Start of THE RECORDS
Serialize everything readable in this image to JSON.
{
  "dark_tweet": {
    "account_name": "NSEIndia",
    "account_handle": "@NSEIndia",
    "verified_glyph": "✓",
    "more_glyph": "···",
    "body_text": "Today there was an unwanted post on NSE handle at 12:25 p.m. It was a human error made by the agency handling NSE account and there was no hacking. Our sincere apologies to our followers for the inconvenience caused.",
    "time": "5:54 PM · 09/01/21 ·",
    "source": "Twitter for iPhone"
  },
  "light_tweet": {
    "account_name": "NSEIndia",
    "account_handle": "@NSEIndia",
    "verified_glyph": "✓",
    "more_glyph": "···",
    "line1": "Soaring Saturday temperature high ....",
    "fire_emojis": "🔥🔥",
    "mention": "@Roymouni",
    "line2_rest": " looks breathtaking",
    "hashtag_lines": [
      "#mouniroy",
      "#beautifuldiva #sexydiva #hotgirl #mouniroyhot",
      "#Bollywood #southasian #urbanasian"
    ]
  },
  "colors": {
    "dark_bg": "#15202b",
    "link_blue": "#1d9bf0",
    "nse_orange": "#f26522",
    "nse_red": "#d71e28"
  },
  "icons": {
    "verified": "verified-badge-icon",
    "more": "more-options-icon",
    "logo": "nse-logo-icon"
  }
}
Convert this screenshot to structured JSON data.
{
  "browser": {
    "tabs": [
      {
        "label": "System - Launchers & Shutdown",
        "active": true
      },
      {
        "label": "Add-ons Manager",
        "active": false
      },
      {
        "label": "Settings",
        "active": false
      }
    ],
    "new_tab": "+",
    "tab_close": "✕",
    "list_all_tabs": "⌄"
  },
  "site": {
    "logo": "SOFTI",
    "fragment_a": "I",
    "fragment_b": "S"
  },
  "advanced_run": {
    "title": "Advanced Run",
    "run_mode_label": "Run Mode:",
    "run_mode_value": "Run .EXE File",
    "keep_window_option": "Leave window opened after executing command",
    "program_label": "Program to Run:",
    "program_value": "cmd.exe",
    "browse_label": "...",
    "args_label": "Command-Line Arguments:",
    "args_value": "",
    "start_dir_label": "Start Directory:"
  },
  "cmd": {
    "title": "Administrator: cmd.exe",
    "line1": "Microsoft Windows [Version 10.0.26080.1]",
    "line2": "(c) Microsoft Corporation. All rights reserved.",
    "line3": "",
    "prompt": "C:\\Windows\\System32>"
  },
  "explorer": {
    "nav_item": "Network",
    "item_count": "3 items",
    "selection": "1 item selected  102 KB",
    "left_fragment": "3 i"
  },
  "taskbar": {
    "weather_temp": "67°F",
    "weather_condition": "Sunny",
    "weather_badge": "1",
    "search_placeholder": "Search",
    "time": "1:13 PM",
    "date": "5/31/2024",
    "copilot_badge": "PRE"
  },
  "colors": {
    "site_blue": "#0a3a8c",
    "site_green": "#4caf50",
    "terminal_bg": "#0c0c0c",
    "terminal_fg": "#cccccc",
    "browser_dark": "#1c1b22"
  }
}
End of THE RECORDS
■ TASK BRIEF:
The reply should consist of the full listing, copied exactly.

■ OUTPUT OF THE TASK:
Serialize everything readable in this image to JSON.
{
  "dark_tweet": {
    "account_name": "NSEIndia",
    "account_handle": "@NSEIndia",
    "verified_glyph": "✓",
    "more_glyph": "···",
    "body_text": "Today there was an unwanted post on NSE handle at 12:25 p.m. It was a human error made by the agency handling NSE account and there was no hacking. Our sincere apologies to our followers for the inconvenience caused.",
    "time": "5:54 PM · 09/01/21 ·",
    "source": "Twitter for iPhone"
  },
  "light_tweet": {
    "account_name": "NSEIndia",
    "account_handle": "@NSEIndia",
    "verified_glyph": "✓",
    "more_glyph": "···",
    "line1": "Soaring Saturday temperature high ....",
    "fire_emojis": "🔥🔥",
    "mention": "@Roymouni",
    "line2_rest": " looks breathtaking",
    "hashtag_lines": [
      "#mouniroy",
      "#beautifuldiva #sexydiva #hotgirl #mouniroyhot",
      "#Bollywood #southasian #urbanasian"
    ]
  },
  "colors": {
    "dark_bg": "#15202b",
    "link_blue": "#1d9bf0",
    "nse_orange": "#f26522",
    "nse_red": "#d71e28"
  },
  "icons": {
    "verified": "verified-badge-icon",
    "more": "more-options-icon",
    "logo": "nse-logo-icon"
  }
}
Convert this screenshot to structured JSON data.
{
  "browser": {
    "tabs": [
      {
        "label": "System - Launchers & Shutdown",
        "active": true
      },
      {
        "label": "Add-ons Manager",
        "active": false
      },
      {
        "label": "Settings",
        "active": false
      }
    ],
    "new_tab": "+",
    "tab_close": "✕",
    "list_all_tabs": "⌄"
  },
  "site": {
    "logo": "SOFTI",
    "fragment_a": "I",
    "fragment_b": "S"
  },
  "advanced_run": {
    "title": "Advanced Run",
    "run_mode_label": "Run Mode:",
    "run_mode_value": "Run .EXE File",
    "keep_window_option": "Leave window opened after executing command",
    "program_label": "Program to Run:",
    "program_value": "cmd.exe",
    "browse_label": "...",
    "args_label": "Command-Line Arguments:",
    "args_value": "",
    "start_dir_label": "Start Directory:"
  },
  "cmd": {
    "title": "Administrator: cmd.exe",
    "line1": "Microsoft Windows [Version 10.0.26080.1]",
    "line2": "(c) Microsoft Corporation. All rights reserved.",
    "line3": "",
    "prompt": "C:\\Windows\\System32>"
  },
  "explorer": {
    "nav_item": "Network",
    "item_count": "3 items",
    "selection": "1 item selected  102 KB",
    "left_fragment": "3 i"
  },
  "taskbar": {
    "weather_temp": "67°F",
    "weather_condition": "Sunny",
    "weather_badge": "1",
    "search_placeholder": "Search",
    "time": "1:13 PM",
    "date": "5/31/2024",
    "copilot_badge": "PRE"
  },
  "colors": {
    "site_blue": "#0a3a8c",
    "site_green": "#4caf50",
    "terminal_bg": "#0c0c0c",
    "terminal_fg": "#cccccc",
    "browser_dark": "#1c1b22"
  }
}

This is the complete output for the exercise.